* **Work request**
Return each line below exactly as it reads, and omit any image in it.

* **Listed entries**
*** Block opens ***

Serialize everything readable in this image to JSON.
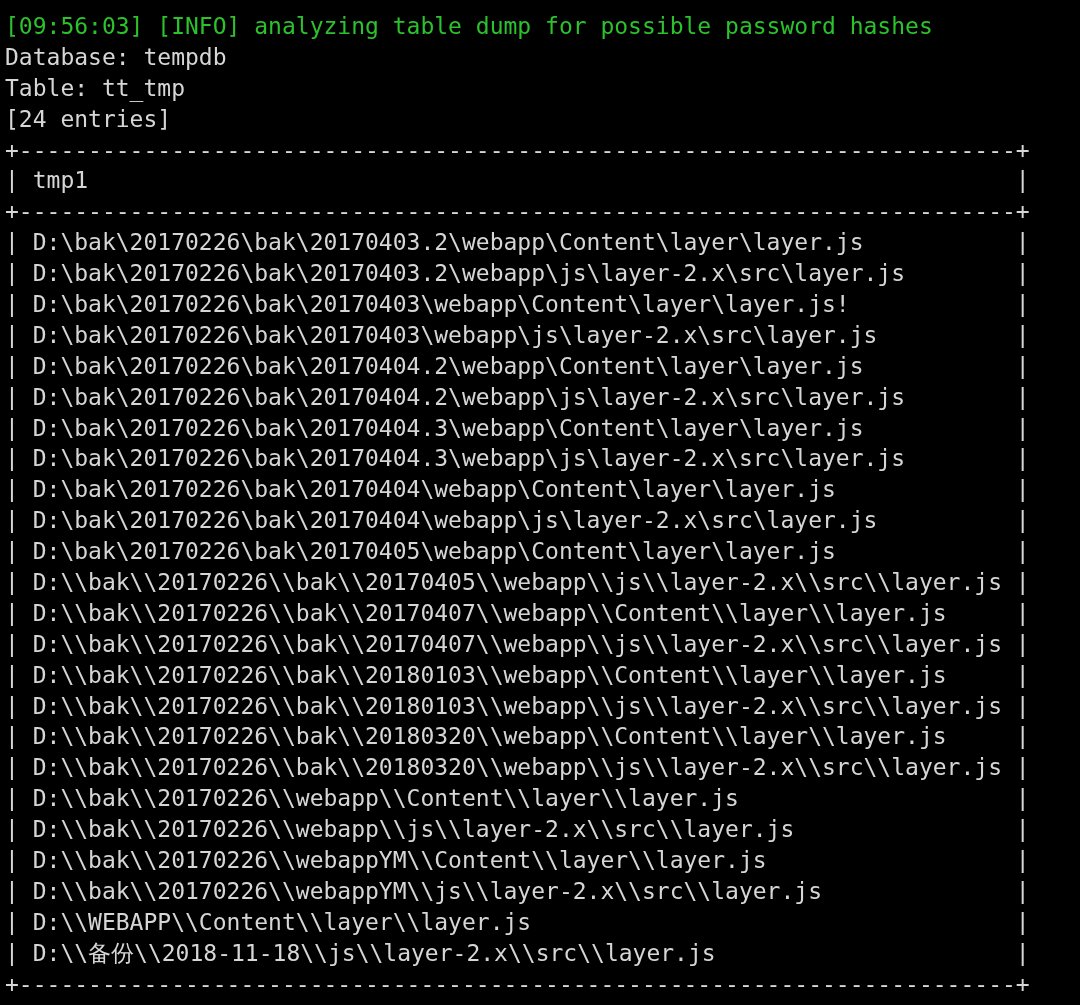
{
  "terminal": {
    "lines": [
      {
        "kind": "info",
        "text": "[09:56:03] [INFO] analyzing table dump for possible password hashes"
      },
      {
        "kind": "plain",
        "text": "Database: tempdb"
      },
      {
        "kind": "plain",
        "text": "Table: tt_tmp"
      },
      {
        "kind": "plain",
        "text": "[24 entries]"
      },
      {
        "kind": "border",
        "text": "+------------------------------------------------------------------------+"
      },
      {
        "kind": "row",
        "text": "| tmp1",
        "end": "|"
      },
      {
        "kind": "border",
        "text": "+------------------------------------------------------------------------+"
      },
      {
        "kind": "row",
        "text": "| D:\\bak\\20170226\\bak\\20170403.2\\webapp\\Content\\layer\\layer.js",
        "end": "|"
      },
      {
        "kind": "row",
        "text": "| D:\\bak\\20170226\\bak\\20170403.2\\webapp\\js\\layer-2.x\\src\\layer.js",
        "end": "|"
      },
      {
        "kind": "row",
        "text": "| D:\\bak\\20170226\\bak\\20170403\\webapp\\Content\\layer\\layer.js!",
        "end": "|"
      },
      {
        "kind": "row",
        "text": "| D:\\bak\\20170226\\bak\\20170403\\webapp\\js\\layer-2.x\\src\\layer.js",
        "end": "|"
      },
      {
        "kind": "row",
        "text": "| D:\\bak\\20170226\\bak\\20170404.2\\webapp\\Content\\layer\\layer.js",
        "end": "|"
      },
      {
        "kind": "row",
        "text": "| D:\\bak\\20170226\\bak\\20170404.2\\webapp\\js\\layer-2.x\\src\\layer.js",
        "end": "|"
      },
      {
        "kind": "row",
        "text": "| D:\\bak\\20170226\\bak\\20170404.3\\webapp\\Content\\layer\\layer.js",
        "end": "|"
      },
      {
        "kind": "row",
        "text": "| D:\\bak\\20170226\\bak\\20170404.3\\webapp\\js\\layer-2.x\\src\\layer.js",
        "end": "|"
      },
      {
        "kind": "row",
        "text": "| D:\\bak\\20170226\\bak\\20170404\\webapp\\Content\\layer\\layer.js",
        "end": "|"
      },
      {
        "kind": "row",
        "text": "| D:\\bak\\20170226\\bak\\20170404\\webapp\\js\\layer-2.x\\src\\layer.js",
        "end": "|"
      },
      {
        "kind": "row",
        "text": "| D:\\bak\\20170226\\bak\\20170405\\webapp\\Content\\layer\\layer.js",
        "end": "|"
      },
      {
        "kind": "row",
        "text": "| D:\\\\bak\\\\20170226\\\\bak\\\\20170405\\\\webapp\\\\js\\\\layer-2.x\\\\src\\\\layer.js",
        "end": "|"
      },
      {
        "kind": "row",
        "text": "| D:\\\\bak\\\\20170226\\\\bak\\\\20170407\\\\webapp\\\\Content\\\\layer\\\\layer.js",
        "end": "|"
      },
      {
        "kind": "row",
        "text": "| D:\\\\bak\\\\20170226\\\\bak\\\\20170407\\\\webapp\\\\js\\\\layer-2.x\\\\src\\\\layer.js",
        "end": "|"
      },
      {
        "kind": "row",
        "text": "| D:\\\\bak\\\\20170226\\\\bak\\\\20180103\\\\webapp\\\\Content\\\\layer\\\\layer.js",
        "end": "|"
      },
      {
        "kind": "row",
        "text": "| D:\\\\bak\\\\20170226\\\\bak\\\\20180103\\\\webapp\\\\js\\\\layer-2.x\\\\src\\\\layer.js",
        "end": "|"
      },
      {
        "kind": "row",
        "text": "| D:\\\\bak\\\\20170226\\\\bak\\\\20180320\\\\webapp\\\\Content\\\\layer\\\\layer.js",
        "end": "|"
      },
      {
        "kind": "row",
        "text": "| D:\\\\bak\\\\20170226\\\\bak\\\\20180320\\\\webapp\\\\js\\\\layer-2.x\\\\src\\\\layer.js",
        "end": "|"
      },
      {
        "kind": "row",
        "text": "| D:\\\\bak\\\\20170226\\\\webapp\\\\Content\\\\layer\\\\layer.js",
        "end": "|"
      },
      {
        "kind": "row",
        "text": "| D:\\\\bak\\\\20170226\\\\webapp\\\\js\\\\layer-2.x\\\\src\\\\layer.js",
        "end": "|"
      },
      {
        "kind": "row",
        "text": "| D:\\\\bak\\\\20170226\\\\webappYM\\\\Content\\\\layer\\\\layer.js",
        "end": "|"
      },
      {
        "kind": "row",
        "text": "| D:\\\\bak\\\\20170226\\\\webappYM\\\\js\\\\layer-2.x\\\\src\\\\layer.js",
        "end": "|"
      },
      {
        "kind": "row",
        "text": "| D:\\\\WEBAPP\\\\Content\\\\layer\\\\layer.js",
        "end": "|"
      },
      {
        "kind": "row",
        "text": "| D:\\\\备份\\\\2018-11-18\\\\js\\\\layer-2.x\\\\src\\\\layer.js",
        "end": "|"
      },
      {
        "kind": "border",
        "text": "+------------------------------------------------------------------------+"
      }
    ]
  }
}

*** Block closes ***

* **Problem solution**
Serialize everything readable in this image to JSON.
{
  "terminal": {
    "lines": [
      {
        "kind": "info",
        "text": "[09:56:03] [INFO] analyzing table dump for possible password hashes"
      },
      {
        "kind": "plain",
        "text": "Database: tempdb"
      },
      {
        "kind": "plain",
        "text": "Table: tt_tmp"
      },
      {
        "kind": "plain",
        "text": "[24 entries]"
      },
      {
        "kind": "border",
        "text": "+------------------------------------------------------------------------+"
      },
      {
        "kind": "row",
        "text": "| tmp1",
        "end": "|"
      },
      {
        "kind": "border",
        "text": "+------------------------------------------------------------------------+"
      },
      {
        "kind": "row",
        "text": "| D:\\bak\\20170226\\bak\\20170403.2\\webapp\\Content\\layer\\layer.js",
        "end": "|"
      },
      {
        "kind": "row",
        "text": "| D:\\bak\\20170226\\bak\\20170403.2\\webapp\\js\\layer-2.x\\src\\layer.js",
        "end": "|"
      },
      {
        "kind": "row",
        "text": "| D:\\bak\\20170226\\bak\\20170403\\webapp\\Content\\layer\\layer.js!",
        "end": "|"
      },
      {
        "kind": "row",
        "text": "| D:\\bak\\20170226\\bak\\20170403\\webapp\\js\\layer-2.x\\src\\layer.js",
        "end": "|"
      },
      {
        "kind": "row",
        "text": "| D:\\bak\\20170226\\bak\\20170404.2\\webapp\\Content\\layer\\layer.js",
        "end": "|"
      },
      {
        "kind": "row",
        "text": "| D:\\bak\\20170226\\bak\\20170404.2\\webapp\\js\\layer-2.x\\src\\layer.js",
        "end": "|"
      },
      {
        "kind": "row",
        "text": "| D:\\bak\\20170226\\bak\\20170404.3\\webapp\\Content\\layer\\layer.js",
        "end": "|"
      },
      {
        "kind": "row",
        "text": "| D:\\bak\\20170226\\bak\\20170404.3\\webapp\\js\\layer-2.x\\src\\layer.js",
        "end": "|"
      },
      {
        "kind": "row",
        "text": "| D:\\bak\\20170226\\bak\\20170404\\webapp\\Content\\layer\\layer.js",
        "end": "|"
      },
      {
        "kind": "row",
        "text": "| D:\\bak\\20170226\\bak\\20170404\\webapp\\js\\layer-2.x\\src\\layer.js",
        "end": "|"
      },
      {
        "kind": "row",
        "text": "| D:\\bak\\20170226\\bak\\20170405\\webapp\\Content\\layer\\layer.js",
        "end": "|"
      },
      {
        "kind": "row",
        "text": "| D:\\\\bak\\\\20170226\\\\bak\\\\20170405\\\\webapp\\\\js\\\\layer-2.x\\\\src\\\\layer.js",
        "end": "|"
      },
      {
        "kind": "row",
        "text": "| D:\\\\bak\\\\20170226\\\\bak\\\\20170407\\\\webapp\\\\Content\\\\layer\\\\layer.js",
        "end": "|"
      },
      {
        "kind": "row",
        "text": "| D:\\\\bak\\\\20170226\\\\bak\\\\20170407\\\\webapp\\\\js\\\\layer-2.x\\\\src\\\\layer.js",
        "end": "|"
      },
      {
        "kind": "row",
        "text": "| D:\\\\bak\\\\20170226\\\\bak\\\\20180103\\\\webapp\\\\Content\\\\layer\\\\layer.js",
        "end": "|"
      },
      {
        "kind": "row",
        "text": "| D:\\\\bak\\\\20170226\\\\bak\\\\20180103\\\\webapp\\\\js\\\\layer-2.x\\\\src\\\\layer.js",
        "end": "|"
      },
      {
        "kind": "row",
        "text": "| D:\\\\bak\\\\20170226\\\\bak\\\\20180320\\\\webapp\\\\Content\\\\layer\\\\layer.js",
        "end": "|"
      },
      {
        "kind": "row",
        "text": "| D:\\\\bak\\\\20170226\\\\bak\\\\20180320\\\\webapp\\\\js\\\\layer-2.x\\\\src\\\\layer.js",
        "end": "|"
      },
      {
        "kind": "row",
        "text": "| D:\\\\bak\\\\20170226\\\\webapp\\\\Content\\\\layer\\\\layer.js",
        "end": "|"
      },
      {
        "kind": "row",
        "text": "| D:\\\\bak\\\\20170226\\\\webapp\\\\js\\\\layer-2.x\\\\src\\\\layer.js",
        "end": "|"
      },
      {
        "kind": "row",
        "text": "| D:\\\\bak\\\\20170226\\\\webappYM\\\\Content\\\\layer\\\\layer.js",
        "end": "|"
      },
      {
        "kind": "row",
        "text": "| D:\\\\bak\\\\20170226\\\\webappYM\\\\js\\\\layer-2.x\\\\src\\\\layer.js",
        "end": "|"
      },
      {
        "kind": "row",
        "text": "| D:\\\\WEBAPP\\\\Content\\\\layer\\\\layer.js",
        "end": "|"
      },
      {
        "kind": "row",
        "text": "| D:\\\\备份\\\\2018-11-18\\\\js\\\\layer-2.x\\\\src\\\\layer.js",
        "end": "|"
      },
      {
        "kind": "border",
        "text": "+------------------------------------------------------------------------+"
      }
    ]
  }
}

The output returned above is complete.